Green Walter Thompson was a major African-American political leader and businessman in Little Rock (Pulaski County) from the end of the Civil War until his death. Green Thompson was born Green Elliott, a slave on the Robert Elliottt farm in Ouachita County. Nothing is known of his early life, though his tombstone lists a birth date of August 15, 1847. A birth year of 1848 is estimated from documents accumulated later in his life. The 1880 census records him as a “mulatto,” so it is likely a white man fathered him. His mother eventually married a slave named Thompson, and Green Elliott took his stepfather’s name. While a teenager, he married a slave named Dora Hildreth; they soon had a …

Thompson, M. Jeff

Meriwether “Jeff” Thompson was a brigadier general in the Missouri State Guard who served and led troops in Arkansas during the Civil War, ultimately surrendering the troops in the northeastern part of the state in 1865 after earning a reputation as a wily commander. Meriwether Thompson was born on January 22, 1826, in Harpers Ferry, Virginia, the son of U.S. Army paymaster Captain Meriwether Thompson and Nancy Slaughter Broadus Thompson. As a youth, Thompson would skip school to accompany a black deliveryman named Jeff on his rounds, which led his family to begin calling him by that name. His friends soon followed suit, and after moving to Missouri in 1847 he had his name legally changed to M. Jeff Thompson. …

Thompson, Roosevelt Levander

Roosevelt Levander Thompson was a very accomplished Arkansan who achieved many things during his short lifetime and is recognized as one of the most gifted people to have attended Yale University. Roosevelt Thompson was born on January 28, 1962, in Little Rock (Pulaski County) to the Reverend C. R. Thompson and Dorothy L. Thompson. He attended Little Rock Central High School and participated in many of Central’s activities.
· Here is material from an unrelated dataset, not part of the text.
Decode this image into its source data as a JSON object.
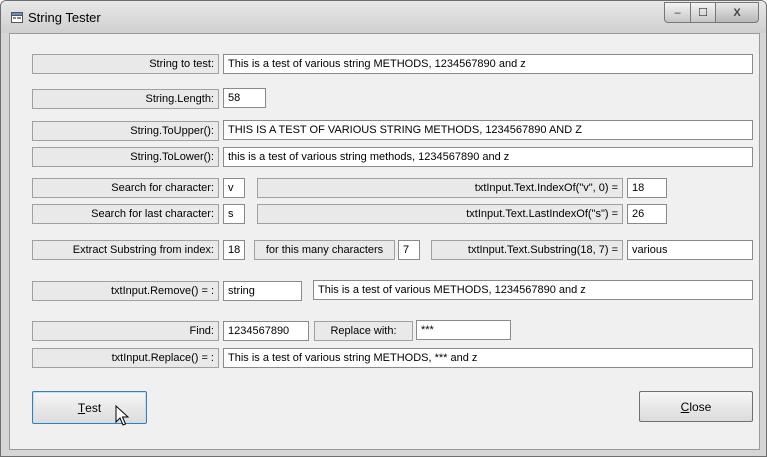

During his freshman year, he decided he wanted to pursue a career in public service. By his junior year, his teachers were already talking to him about becoming a Rhodes Scholar. He was involved in school plays, the school newspaper, and various academic groups, and he was named the All-Star player on …

Thornton, Billy Bob
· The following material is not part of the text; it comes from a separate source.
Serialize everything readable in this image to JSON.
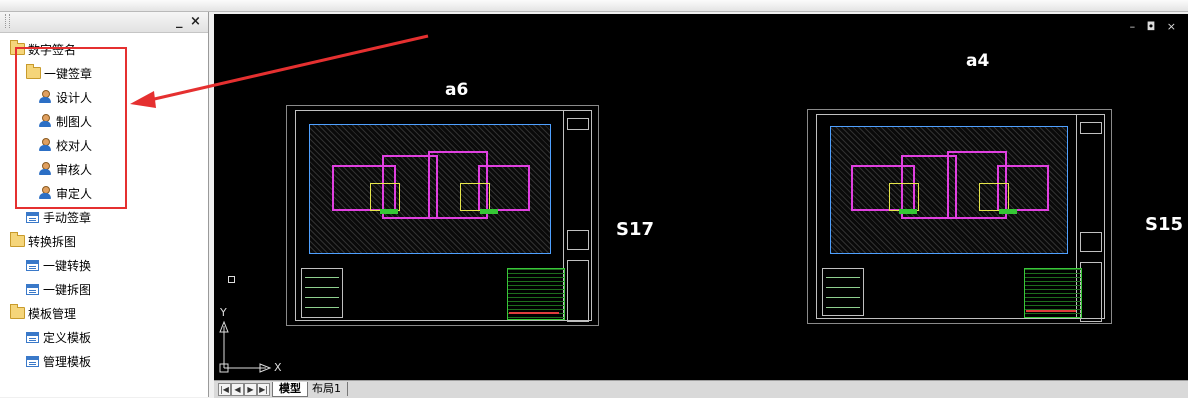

Billy Bob Thornton is an actor, director, screenwriter, and musician who began his film career in the late 1980s and has since starred in a number of popular and critically acclaimed films. He received an Academy Award for Best Adapted Screenplay for Sling Blade (1996). Billy Bob Thornton was born on August 4, 1955, in Hot Springs (Garland County), the oldest son of high school basketball coach Billy Ray Thornton and Virginia Faulkner, a psychic. At seven months of age, he set the Clark County record for heaviest infant, at thirty pounds. He has two younger brothers, Jimmy Don and John David. Residing with over a dozen relatives in a shack with no electricity or plumbing, the Thorntons subsisted on …

Thornton, Flanigan (Lynching of)

On April 19, 1893, an African-American man named Flanigan (sometimes referred to as Flannagan or Flannigan) Thornton was hanged in Morrilton (Conway County) for allegedly murdering constable Charles Pate. While there are no records for Flanigan Thornton in Arkansas, he may have been the ten-year-old living with his parents Hyram and Chasity Thornton in Desoto County, Mississippi, in 1880 and working as a farm hand; this would have made him twenty-three at the time of the lynching. Charles Pate was born in White County, Arkansas, but by 1891, when he married Alice Phelps, he was living in Conway County. According to newspaper accounts, the alleged murder happened on April 4 near Menifee (Conway County) station, about fifteen miles from Morrilton. …